**About this exercise**
With all images left out, restate the records below exactly as written.

──────

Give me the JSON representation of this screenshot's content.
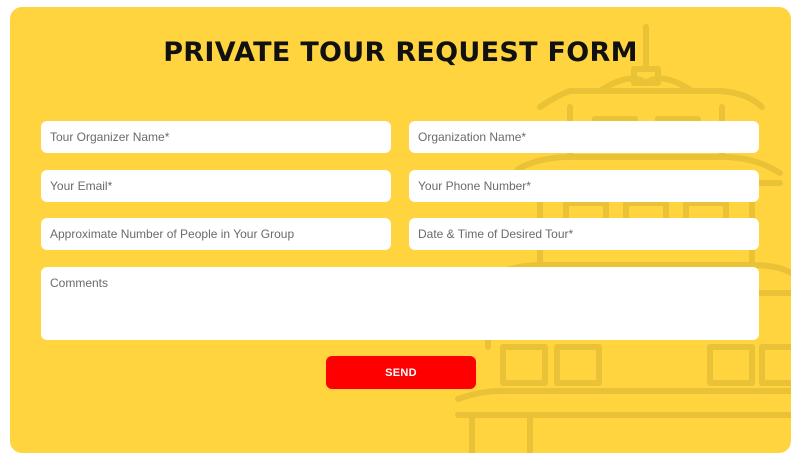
{
  "form": {
    "title": "PRIVATE TOUR REQUEST FORM",
    "fields": {
      "organizer_name": {
        "placeholder": "Tour Organizer Name*",
        "value": ""
      },
      "organization_name": {
        "placeholder": "Organization Name*",
        "value": ""
      },
      "email": {
        "placeholder": "Your Email*",
        "value": ""
      },
      "phone": {
        "placeholder": "Your Phone Number*",
        "value": ""
      },
      "group_size": {
        "placeholder": "Approximate Number of People in Your Group",
        "value": ""
      },
      "desired_datetime": {
        "placeholder": "Date & Time of Desired Tour*",
        "value": ""
      },
      "comments": {
        "placeholder": "Comments",
        "value": ""
      }
    },
    "submit_label": "SEND"
  },
  "colors": {
    "background": "#ffd43f",
    "title": "#111111",
    "button": "#ff0000",
    "button_text": "#ffffff",
    "field_background": "#ffffff"
  },
  "decoration": {
    "background_icon": "pagoda-icon"
  }
}
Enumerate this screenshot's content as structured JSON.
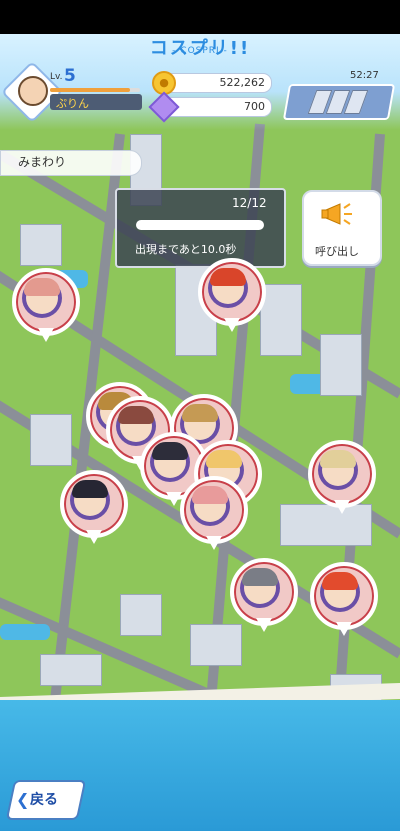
{
  "header": {
    "logo_text": "コスプリ!!",
    "logo_sub": "- COSPRI -"
  },
  "player": {
    "level_label": "Lv.",
    "level": "5",
    "name": "ぷりん",
    "exp_progress": 0.88
  },
  "currency": {
    "coins": "522,262",
    "gems": "700"
  },
  "timer": "52:27",
  "patrol": {
    "label": "みまわり",
    "count": "12/12",
    "message": "出現まであと10.0秒"
  },
  "call_button": {
    "label": "呼び出し"
  },
  "back_button": {
    "label": "戻る"
  },
  "colors": {
    "accent_blue": "#2c8de0",
    "pin_border": "#c8404a",
    "gold": "#f7c531",
    "gem": "#b08cf0"
  },
  "pins": [
    {
      "name": "pin-pink-hair",
      "hair": "#e39a8f"
    },
    {
      "name": "pin-red-hair-top",
      "hair": "#d9452a"
    },
    {
      "name": "pin-brown-hair",
      "hair": "#b98a3c"
    },
    {
      "name": "pin-brown-wavy",
      "hair": "#8a4a3f"
    },
    {
      "name": "pin-blond-hair",
      "hair": "#c59a54"
    },
    {
      "name": "pin-glasses-dark",
      "hair": "#2d2d3a"
    },
    {
      "name": "pin-blond-boy",
      "hair": "#f0c66b"
    },
    {
      "name": "pin-pink-closed",
      "hair": "#e89b9b"
    },
    {
      "name": "pin-glasses-black",
      "hair": "#262633"
    },
    {
      "name": "pin-beige-hair",
      "hair": "#e2cf9a"
    },
    {
      "name": "pin-gray-glasses",
      "hair": "#7a7d86"
    },
    {
      "name": "pin-red-hair-bottom",
      "hair": "#e24b2d"
    }
  ]
}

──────

**Expected answer**
Give me the JSON representation of this screenshot's content.
{
  "form": {
    "title": "PRIVATE TOUR REQUEST FORM",
    "fields": {
      "organizer_name": {
        "placeholder": "Tour Organizer Name*",
        "value": ""
      },
      "organization_name": {
        "placeholder": "Organization Name*",
        "value": ""
      },
      "email": {
        "placeholder": "Your Email*",
        "value": ""
      },
      "phone": {
        "placeholder": "Your Phone Number*",
        "value": ""
      },
      "group_size": {
        "placeholder": "Approximate Number of People in Your Group",
        "value": ""
      },
      "desired_datetime": {
        "placeholder": "Date & Time of Desired Tour*",
        "value": ""
      },
      "comments": {
        "placeholder": "Comments",
        "value": ""
      }
    },
    "submit_label": "SEND"
  },
  "colors": {
    "background": "#ffd43f",
    "title": "#111111",
    "button": "#ff0000",
    "button_text": "#ffffff",
    "field_background": "#ffffff"
  },
  "decoration": {
    "background_icon": "pagoda-icon"
  }
}
Enumerate this screenshot's content as structured JSON.
{
  "header": {
    "logo_text": "コスプリ!!",
    "logo_sub": "- COSPRI -"
  },
  "player": {
    "level_label": "Lv.",
    "level": "5",
    "name": "ぷりん",
    "exp_progress": 0.88
  },
  "currency": {
    "coins": "522,262",
    "gems": "700"
  },
  "timer": "52:27",
  "patrol": {
    "label": "みまわり",
    "count": "12/12",
    "message": "出現まであと10.0秒"
  },
  "call_button": {
    "label": "呼び出し"
  },
  "back_button": {
    "label": "戻る"
  },
  "colors": {
    "accent_blue": "#2c8de0",
    "pin_border": "#c8404a",
    "gold": "#f7c531",
    "gem": "#b08cf0"
  },
  "pins": [
    {
      "name": "pin-pink-hair",
      "hair": "#e39a8f"
    },
    {
      "name": "pin-red-hair-top",
      "hair": "#d9452a"
    },
    {
      "name": "pin-brown-hair",
      "hair": "#b98a3c"
    },
    {
      "name": "pin-brown-wavy",
      "hair": "#8a4a3f"
    },
    {
      "name": "pin-blond-hair",
      "hair": "#c59a54"
    },
    {
      "name": "pin-glasses-dark",
      "hair": "#2d2d3a"
    },
    {
      "name": "pin-blond-boy",
      "hair": "#f0c66b"
    },
    {
      "name": "pin-pink-closed",
      "hair": "#e89b9b"
    },
    {
      "name": "pin-glasses-black",
      "hair": "#262633"
    },
    {
      "name": "pin-beige-hair",
      "hair": "#e2cf9a"
    },
    {
      "name": "pin-gray-glasses",
      "hair": "#7a7d86"
    },
    {
      "name": "pin-red-hair-bottom",
      "hair": "#e24b2d"
    }
  ]
}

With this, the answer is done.